The full-scale plant will have a daily capacity to process 180 tonnes of ELT waste, and to produce 60 tonnes of carbon black per day (the chemical building block in many products such as tyres and plastics, water filtration, printer ink, paint, even toothpaste and cosmetics). In addition, the plant will be able to produce 90 tonnes of liquid hydrocarbons per day, which can be refined to produce sustainable fuel products, such as ethane, propane, butane, diesel and gasoline, all of which are versatile products commonly used in nearly every end-use sector, including residential, commercial, industrial, transportation and electric power. The heat generated from Wastefront’s processes will be repurposed locally within industry or can also be used to heat residential homes.
Wastefront’s plant will be the first to combine conventional methods with the company’s own proprietary technology, which will minimise the environmental impact typically associated with traditional tyre pyrolysis. The company’s pyrolytic reactors comply with all local environmental regulations and the technology complies with the emissions levels and specifications established by the European standards. The gas purification system removes pollutants, organic compounds and harmful solid particles without releasing unwanted by-products into the environment.
Port of Sunderland development
Hvamstad also has links to the city, as an alumnus of University of Sunderland. “The construction of our first ever plant with the Port of Sunderland marks a huge step in Wastefront’s efforts to combat the global issue of ELT waste.
“Our ambition is to create a new circular economy for dealing with waste issues, and a crucial element of sustainable waste handling is to be able to do so locally.

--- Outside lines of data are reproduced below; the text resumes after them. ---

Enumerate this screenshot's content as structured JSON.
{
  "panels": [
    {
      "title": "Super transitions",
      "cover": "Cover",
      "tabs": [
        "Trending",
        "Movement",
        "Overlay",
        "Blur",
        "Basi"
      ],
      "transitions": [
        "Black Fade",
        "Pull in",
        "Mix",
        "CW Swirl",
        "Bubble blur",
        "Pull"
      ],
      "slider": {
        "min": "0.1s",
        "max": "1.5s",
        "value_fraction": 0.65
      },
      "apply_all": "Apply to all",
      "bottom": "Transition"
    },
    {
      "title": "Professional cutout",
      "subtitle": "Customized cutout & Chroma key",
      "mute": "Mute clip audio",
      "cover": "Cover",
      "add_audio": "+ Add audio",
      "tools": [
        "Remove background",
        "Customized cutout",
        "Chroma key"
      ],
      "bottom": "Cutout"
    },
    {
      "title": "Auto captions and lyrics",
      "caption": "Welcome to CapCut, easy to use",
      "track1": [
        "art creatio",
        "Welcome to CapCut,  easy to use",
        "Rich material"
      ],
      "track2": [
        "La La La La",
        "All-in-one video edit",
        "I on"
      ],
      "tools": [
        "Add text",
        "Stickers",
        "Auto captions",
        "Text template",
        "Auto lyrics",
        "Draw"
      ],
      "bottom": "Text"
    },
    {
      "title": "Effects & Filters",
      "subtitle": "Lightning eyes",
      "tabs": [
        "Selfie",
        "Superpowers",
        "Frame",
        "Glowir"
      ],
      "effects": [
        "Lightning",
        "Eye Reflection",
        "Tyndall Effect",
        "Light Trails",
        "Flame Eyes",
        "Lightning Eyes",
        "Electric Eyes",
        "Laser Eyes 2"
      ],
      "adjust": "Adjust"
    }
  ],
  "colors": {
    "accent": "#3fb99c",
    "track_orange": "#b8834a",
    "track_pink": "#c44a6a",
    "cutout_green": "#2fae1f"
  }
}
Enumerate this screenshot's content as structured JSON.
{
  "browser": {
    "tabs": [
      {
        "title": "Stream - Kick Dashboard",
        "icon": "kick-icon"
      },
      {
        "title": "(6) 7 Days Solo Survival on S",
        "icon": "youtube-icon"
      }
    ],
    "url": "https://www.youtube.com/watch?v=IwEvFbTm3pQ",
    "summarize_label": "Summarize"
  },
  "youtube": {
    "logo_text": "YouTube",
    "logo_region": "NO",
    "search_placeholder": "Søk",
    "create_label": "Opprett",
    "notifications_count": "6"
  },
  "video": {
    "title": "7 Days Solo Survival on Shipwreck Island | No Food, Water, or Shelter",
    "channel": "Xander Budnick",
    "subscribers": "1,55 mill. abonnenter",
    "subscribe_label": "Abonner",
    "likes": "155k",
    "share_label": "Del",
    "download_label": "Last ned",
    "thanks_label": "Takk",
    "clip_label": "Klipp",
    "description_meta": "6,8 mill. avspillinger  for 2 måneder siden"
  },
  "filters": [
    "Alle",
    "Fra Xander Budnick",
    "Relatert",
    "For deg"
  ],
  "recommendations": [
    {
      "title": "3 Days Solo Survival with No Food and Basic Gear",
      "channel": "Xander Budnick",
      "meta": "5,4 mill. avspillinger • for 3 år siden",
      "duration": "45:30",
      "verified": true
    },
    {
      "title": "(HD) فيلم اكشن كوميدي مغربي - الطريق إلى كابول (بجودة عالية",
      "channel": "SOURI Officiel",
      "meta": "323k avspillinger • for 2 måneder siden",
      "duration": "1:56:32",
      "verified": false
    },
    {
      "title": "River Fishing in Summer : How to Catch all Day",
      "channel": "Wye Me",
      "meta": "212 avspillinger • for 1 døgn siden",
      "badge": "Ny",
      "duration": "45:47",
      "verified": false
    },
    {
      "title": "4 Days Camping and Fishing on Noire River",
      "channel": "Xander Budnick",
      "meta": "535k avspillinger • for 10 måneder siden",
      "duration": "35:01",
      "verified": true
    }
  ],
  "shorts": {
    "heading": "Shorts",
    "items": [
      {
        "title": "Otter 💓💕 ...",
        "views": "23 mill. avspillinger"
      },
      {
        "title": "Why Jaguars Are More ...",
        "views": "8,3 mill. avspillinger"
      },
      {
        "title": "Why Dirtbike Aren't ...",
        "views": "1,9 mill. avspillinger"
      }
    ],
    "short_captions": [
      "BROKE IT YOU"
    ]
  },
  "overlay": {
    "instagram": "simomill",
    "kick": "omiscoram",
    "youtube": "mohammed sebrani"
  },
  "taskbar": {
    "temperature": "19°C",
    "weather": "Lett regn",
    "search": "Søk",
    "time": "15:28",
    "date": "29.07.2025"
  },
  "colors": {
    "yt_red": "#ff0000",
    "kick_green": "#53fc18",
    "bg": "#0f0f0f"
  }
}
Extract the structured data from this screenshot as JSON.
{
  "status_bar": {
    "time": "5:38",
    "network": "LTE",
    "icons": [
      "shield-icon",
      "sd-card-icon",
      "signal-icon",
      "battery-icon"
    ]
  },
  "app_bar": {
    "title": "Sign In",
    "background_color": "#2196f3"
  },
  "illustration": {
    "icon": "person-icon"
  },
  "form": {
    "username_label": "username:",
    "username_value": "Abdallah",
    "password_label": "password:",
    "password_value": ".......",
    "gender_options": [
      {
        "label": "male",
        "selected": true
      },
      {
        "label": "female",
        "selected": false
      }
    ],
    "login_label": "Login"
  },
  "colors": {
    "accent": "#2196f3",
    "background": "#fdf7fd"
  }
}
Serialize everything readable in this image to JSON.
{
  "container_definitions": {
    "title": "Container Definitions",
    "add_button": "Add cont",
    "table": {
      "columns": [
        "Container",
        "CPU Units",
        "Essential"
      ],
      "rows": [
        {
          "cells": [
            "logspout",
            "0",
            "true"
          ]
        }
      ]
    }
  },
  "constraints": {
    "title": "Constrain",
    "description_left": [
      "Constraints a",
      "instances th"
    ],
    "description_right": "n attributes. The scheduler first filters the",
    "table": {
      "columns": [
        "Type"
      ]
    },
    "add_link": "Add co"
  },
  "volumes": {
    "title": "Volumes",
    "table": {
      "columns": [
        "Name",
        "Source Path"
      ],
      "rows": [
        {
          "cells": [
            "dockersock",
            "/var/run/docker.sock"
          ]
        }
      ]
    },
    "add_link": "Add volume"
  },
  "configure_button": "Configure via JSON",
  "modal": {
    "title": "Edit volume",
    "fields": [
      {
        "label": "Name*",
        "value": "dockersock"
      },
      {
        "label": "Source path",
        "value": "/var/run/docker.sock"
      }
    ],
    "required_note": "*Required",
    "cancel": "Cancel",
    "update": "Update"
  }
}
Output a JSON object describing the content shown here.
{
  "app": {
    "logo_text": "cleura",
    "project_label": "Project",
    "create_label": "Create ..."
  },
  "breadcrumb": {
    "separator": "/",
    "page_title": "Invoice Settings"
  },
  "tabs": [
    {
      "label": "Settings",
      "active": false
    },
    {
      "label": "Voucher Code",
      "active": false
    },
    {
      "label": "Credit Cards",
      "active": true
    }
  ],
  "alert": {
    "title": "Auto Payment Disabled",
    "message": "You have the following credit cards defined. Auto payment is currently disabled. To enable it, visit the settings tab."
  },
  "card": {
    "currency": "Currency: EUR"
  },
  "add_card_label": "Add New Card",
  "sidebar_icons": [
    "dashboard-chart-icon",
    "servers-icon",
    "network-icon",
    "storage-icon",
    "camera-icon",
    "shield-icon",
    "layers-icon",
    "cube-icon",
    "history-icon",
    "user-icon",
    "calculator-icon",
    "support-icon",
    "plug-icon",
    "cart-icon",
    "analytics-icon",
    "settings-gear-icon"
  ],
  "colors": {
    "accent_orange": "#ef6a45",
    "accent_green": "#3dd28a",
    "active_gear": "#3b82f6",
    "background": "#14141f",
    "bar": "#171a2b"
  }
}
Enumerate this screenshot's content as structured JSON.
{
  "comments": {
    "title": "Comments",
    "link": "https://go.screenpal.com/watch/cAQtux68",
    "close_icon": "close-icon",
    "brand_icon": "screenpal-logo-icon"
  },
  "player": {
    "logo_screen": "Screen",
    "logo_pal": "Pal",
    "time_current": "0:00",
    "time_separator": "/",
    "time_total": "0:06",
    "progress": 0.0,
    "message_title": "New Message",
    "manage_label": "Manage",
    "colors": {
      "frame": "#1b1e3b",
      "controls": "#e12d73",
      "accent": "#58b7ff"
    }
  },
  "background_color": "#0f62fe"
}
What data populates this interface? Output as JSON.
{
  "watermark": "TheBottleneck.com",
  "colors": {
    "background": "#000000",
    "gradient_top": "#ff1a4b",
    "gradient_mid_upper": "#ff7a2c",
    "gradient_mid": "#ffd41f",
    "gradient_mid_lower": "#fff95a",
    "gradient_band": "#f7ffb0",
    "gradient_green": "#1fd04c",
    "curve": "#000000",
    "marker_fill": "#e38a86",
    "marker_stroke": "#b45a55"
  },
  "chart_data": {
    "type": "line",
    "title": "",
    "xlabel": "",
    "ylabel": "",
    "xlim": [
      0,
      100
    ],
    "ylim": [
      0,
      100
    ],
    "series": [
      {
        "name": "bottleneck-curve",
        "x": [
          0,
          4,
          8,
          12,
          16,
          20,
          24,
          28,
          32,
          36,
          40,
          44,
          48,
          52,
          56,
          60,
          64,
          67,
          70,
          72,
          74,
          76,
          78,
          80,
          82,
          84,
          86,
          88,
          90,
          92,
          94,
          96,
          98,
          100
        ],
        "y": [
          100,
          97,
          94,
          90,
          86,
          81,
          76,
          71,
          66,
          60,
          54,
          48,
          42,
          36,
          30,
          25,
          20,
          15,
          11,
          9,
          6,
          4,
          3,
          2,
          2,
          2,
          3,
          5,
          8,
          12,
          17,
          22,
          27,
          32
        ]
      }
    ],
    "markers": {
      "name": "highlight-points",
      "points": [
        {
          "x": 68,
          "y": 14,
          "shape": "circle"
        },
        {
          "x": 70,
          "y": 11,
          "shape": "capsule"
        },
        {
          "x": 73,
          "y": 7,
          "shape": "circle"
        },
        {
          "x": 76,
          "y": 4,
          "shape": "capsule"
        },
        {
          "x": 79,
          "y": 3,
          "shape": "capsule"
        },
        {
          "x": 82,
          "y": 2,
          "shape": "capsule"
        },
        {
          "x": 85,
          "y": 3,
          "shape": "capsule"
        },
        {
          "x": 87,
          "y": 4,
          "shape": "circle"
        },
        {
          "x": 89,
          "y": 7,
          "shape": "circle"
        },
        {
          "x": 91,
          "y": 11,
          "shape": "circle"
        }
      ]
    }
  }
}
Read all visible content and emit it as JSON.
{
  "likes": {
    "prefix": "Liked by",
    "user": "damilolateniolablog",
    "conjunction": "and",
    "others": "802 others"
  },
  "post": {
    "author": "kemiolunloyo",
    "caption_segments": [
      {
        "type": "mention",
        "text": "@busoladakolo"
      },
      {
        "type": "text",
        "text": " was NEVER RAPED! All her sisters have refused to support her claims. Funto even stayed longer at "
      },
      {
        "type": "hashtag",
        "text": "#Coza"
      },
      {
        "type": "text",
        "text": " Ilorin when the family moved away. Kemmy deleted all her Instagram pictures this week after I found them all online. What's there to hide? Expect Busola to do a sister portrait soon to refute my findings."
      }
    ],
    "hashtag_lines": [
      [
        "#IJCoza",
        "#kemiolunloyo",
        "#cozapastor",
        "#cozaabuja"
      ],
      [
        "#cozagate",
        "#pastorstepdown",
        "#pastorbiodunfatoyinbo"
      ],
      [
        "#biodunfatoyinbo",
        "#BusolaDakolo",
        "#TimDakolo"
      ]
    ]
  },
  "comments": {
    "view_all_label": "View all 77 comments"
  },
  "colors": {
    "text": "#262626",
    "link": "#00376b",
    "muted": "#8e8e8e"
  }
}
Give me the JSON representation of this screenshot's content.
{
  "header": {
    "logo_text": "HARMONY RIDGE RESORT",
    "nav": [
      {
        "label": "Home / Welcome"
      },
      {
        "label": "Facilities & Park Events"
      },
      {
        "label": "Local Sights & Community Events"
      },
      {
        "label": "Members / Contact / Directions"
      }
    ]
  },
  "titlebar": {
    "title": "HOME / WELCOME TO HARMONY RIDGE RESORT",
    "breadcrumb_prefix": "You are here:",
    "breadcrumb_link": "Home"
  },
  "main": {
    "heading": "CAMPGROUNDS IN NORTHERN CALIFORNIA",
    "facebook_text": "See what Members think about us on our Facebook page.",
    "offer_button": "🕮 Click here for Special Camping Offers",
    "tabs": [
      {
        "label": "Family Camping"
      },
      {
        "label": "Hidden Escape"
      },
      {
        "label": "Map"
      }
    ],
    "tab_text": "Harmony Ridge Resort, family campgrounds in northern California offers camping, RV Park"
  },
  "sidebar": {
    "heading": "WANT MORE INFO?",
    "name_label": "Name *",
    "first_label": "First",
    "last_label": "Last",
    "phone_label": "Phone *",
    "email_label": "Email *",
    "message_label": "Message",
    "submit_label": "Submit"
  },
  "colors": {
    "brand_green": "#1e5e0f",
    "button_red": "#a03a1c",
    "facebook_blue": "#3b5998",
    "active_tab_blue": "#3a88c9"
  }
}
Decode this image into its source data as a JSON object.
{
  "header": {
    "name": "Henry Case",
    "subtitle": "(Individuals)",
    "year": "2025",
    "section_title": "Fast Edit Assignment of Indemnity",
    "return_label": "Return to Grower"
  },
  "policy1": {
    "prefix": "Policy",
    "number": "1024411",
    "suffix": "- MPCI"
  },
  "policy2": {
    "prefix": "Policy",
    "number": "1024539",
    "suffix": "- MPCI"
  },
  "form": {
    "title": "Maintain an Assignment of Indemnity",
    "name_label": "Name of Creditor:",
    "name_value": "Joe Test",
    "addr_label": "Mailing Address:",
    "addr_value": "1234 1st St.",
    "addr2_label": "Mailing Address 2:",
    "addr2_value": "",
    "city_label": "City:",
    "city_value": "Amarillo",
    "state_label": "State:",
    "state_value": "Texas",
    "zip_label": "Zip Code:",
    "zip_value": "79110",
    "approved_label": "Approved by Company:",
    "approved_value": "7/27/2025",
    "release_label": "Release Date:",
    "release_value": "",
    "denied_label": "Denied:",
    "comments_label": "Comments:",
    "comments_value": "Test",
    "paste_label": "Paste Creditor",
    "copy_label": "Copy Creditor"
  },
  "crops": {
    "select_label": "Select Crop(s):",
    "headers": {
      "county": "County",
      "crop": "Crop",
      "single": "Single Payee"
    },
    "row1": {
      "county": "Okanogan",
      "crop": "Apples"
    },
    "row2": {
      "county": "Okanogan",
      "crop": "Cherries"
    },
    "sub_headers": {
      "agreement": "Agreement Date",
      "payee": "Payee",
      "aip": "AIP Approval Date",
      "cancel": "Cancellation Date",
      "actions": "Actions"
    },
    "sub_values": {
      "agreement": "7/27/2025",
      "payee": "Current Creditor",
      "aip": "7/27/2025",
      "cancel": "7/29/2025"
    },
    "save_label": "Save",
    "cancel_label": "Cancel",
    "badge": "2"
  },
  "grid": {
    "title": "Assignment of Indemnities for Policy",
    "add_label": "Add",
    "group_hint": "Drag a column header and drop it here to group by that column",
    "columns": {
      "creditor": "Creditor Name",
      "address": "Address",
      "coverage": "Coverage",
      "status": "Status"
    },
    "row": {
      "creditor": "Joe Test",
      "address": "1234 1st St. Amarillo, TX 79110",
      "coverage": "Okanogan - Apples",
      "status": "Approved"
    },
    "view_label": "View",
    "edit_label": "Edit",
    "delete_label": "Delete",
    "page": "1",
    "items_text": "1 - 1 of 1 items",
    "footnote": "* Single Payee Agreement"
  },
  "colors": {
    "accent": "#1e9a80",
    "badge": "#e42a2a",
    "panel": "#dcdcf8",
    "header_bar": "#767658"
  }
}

Wastefront’s first plant in Sunderland will represent a valuable contribution to a cleaner future by dealing with a specific waste problem, where end-of-life tyres no longer end up in landfills in overseas countries, but instead are converted into useful commodities that can be used within the region.
“The UK is a global centre of industry which we want to be a part of, while Sunderland is the ideal location for our first plant due to geographical location, access to feedstock, strong local support and Sunderland’s history as an industrial city.”
Port of Sunderland is currently undergoing a major transformation bolstered by an £8.2 million investment, after areas of its estate were granted Enterprise Zone (EZ) status in 2017 – with a key aim of attracting new investment – and Wastefront is the latest in a string of businesses to invest in the North Sea hub.
Matthew Hunt, director at Port of Sunderland, comments: “We are delighted that Wastefront has chosen to construct its first ever plant at Port of Sunderland and we are looking forward to working with Christian and the team to bring their vision to life.
“Port of Sunderland is currently undergoing a major transformation, with over £8 million being pumped into improving its roads and infrastructure, and the decision by Wastefront to invest in the port shows just how much confidence this is breeding among our stakeholders and the wider market.”
Wastefront was founded in Oslo in 2019 by its CEO Inge Berge, CSO and Director Christian Armand Hvamstad (an alumnus of University of Sunderland), and CFO Vegard Bringsjord.